Language debates fascinate me. My local hockey team gets me going, whether winning or losing. Now both interests are combined.
You may not have heard, but the appointment of new Habs coach Randy Cunneyworth is creating quite the stir in Quebec. So much so that it has become a question of politics. In his editorial, Henry Aubin, journalist for the Montreal Gazette, writes strong words to this effect:
The club’s federalist ownership is inadvertently blowing fresh oxygen on the cooling embers of sovereignist fervour. Defence of the language is what powered sovereignty in the 1970s, and Molson’s Canadiens could be on their way to replacing Eaton’s – whose salespeople spoke only English, legend has it – as the iconic symbol of anglo insensitivity.
Apart from all the cultural, political and social issues raised by Mr. Cunneyworth’s hiring, what about the legal aspects of all this? If someone has the talent/necessary skills/qualifications to lead a team to the Stanley Cup (one of the most important tasks in a head coach job description), does/should language mean as much? Or can it be said to be a job requirement? Is there an element of discrimination in all of this? My colleague, Gabriel Granatstein, wrote an interesting piece on the issue of the French language and hockey players in a different blog posting last year.

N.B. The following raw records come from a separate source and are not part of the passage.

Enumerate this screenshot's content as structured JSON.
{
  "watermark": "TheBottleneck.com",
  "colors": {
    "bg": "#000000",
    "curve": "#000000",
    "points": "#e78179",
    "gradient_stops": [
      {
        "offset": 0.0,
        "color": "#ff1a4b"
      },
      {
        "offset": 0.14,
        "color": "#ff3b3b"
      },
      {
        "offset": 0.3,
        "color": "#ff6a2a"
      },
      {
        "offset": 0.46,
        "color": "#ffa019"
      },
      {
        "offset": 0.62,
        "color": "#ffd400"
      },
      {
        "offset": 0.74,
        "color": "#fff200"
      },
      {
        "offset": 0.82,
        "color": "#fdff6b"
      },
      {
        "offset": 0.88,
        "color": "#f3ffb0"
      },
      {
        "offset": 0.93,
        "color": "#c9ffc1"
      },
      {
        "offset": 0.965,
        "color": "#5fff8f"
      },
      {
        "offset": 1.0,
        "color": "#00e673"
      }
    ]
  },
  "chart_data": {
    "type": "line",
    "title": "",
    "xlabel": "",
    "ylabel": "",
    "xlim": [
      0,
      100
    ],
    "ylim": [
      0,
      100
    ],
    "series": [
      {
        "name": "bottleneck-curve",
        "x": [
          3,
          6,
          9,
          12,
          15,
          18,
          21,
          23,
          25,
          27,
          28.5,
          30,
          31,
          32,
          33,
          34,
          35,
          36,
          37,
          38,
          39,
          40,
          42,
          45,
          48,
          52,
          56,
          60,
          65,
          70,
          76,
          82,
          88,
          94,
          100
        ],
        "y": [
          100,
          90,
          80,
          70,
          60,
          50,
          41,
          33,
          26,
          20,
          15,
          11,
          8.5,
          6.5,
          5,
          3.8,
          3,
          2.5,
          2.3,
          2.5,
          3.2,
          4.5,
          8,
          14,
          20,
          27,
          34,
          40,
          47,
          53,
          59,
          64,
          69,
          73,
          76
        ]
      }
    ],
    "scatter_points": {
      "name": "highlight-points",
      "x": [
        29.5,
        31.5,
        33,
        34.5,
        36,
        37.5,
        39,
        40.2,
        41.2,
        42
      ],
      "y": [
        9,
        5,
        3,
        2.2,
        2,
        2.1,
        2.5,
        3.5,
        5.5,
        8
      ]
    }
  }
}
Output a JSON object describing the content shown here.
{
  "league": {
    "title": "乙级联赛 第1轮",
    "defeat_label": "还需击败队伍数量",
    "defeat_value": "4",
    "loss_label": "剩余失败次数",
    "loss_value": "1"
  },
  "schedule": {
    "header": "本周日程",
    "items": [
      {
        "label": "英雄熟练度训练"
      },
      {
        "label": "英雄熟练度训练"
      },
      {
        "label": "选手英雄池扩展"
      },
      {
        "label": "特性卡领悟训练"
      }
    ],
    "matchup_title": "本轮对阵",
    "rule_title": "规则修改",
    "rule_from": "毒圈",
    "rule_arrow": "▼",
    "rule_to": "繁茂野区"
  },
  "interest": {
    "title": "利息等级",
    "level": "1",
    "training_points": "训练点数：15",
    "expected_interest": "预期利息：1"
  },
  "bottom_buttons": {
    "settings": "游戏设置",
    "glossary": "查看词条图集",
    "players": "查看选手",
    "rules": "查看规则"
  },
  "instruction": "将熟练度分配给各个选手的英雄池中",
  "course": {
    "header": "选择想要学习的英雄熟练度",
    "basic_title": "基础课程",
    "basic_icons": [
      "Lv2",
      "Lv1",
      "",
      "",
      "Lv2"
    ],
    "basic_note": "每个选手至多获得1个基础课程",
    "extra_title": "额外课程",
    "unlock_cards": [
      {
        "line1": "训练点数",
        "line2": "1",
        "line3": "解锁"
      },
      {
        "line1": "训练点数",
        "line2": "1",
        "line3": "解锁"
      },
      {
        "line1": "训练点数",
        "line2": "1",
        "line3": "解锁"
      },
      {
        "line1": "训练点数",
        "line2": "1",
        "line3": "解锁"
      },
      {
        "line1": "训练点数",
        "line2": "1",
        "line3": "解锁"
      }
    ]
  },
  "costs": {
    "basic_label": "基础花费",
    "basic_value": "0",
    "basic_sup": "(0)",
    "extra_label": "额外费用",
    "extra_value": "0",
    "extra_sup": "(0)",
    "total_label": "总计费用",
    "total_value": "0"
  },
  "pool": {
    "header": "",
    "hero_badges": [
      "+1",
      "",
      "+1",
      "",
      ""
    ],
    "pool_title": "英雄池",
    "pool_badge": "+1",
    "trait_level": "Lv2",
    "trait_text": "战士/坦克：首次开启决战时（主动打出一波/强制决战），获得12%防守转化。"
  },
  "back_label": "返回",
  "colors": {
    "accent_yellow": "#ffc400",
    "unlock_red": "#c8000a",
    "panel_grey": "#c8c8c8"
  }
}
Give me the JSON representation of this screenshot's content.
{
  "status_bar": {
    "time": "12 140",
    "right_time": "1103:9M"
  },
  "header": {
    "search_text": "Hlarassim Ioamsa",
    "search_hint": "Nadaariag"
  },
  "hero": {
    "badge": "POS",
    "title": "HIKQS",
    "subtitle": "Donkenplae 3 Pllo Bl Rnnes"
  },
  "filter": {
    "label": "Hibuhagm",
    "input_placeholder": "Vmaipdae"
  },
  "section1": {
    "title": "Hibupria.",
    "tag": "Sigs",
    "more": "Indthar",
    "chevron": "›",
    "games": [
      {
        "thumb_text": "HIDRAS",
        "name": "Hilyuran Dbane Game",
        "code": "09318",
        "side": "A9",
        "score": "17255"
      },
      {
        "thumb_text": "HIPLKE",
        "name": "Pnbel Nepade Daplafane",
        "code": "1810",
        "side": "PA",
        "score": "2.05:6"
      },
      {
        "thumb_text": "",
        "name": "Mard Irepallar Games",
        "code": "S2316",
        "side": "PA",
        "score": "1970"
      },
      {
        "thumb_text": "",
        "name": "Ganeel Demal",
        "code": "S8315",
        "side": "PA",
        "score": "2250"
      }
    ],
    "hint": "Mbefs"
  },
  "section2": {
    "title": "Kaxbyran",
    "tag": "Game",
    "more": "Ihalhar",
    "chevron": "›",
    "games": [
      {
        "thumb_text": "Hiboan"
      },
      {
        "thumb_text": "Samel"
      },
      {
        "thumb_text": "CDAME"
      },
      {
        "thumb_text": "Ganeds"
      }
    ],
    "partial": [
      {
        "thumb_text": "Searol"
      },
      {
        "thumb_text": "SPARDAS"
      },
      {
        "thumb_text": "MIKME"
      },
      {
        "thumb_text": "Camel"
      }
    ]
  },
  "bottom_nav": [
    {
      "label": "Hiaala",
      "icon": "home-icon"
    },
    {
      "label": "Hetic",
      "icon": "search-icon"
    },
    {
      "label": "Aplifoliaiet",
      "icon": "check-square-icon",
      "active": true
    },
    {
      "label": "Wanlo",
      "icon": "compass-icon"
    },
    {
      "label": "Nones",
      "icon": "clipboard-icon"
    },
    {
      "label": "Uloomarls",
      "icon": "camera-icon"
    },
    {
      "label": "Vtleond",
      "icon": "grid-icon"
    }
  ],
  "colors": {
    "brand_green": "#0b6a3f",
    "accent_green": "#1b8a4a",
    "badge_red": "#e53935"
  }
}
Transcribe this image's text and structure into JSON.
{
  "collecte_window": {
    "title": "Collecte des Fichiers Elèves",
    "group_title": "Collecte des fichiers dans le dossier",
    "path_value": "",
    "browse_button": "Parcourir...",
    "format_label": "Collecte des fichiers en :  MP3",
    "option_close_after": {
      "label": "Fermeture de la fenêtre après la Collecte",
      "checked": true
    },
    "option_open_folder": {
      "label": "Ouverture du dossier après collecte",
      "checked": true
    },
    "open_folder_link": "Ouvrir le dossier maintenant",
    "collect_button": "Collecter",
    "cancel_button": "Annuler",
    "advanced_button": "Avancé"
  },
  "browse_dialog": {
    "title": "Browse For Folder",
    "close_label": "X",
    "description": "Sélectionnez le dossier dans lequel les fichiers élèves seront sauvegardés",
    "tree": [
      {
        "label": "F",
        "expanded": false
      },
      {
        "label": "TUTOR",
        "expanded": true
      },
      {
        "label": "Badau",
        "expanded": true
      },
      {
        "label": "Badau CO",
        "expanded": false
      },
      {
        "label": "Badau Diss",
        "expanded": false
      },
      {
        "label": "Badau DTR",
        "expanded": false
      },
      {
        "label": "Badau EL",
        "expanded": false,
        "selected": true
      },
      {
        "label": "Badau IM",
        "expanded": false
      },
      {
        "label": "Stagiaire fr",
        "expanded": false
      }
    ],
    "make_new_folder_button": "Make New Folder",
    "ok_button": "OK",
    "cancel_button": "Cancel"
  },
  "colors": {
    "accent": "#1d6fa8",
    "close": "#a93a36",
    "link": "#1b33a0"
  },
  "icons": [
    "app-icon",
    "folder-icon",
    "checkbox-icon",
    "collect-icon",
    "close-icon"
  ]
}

I certainly look forward to seeing the outcome of this debate.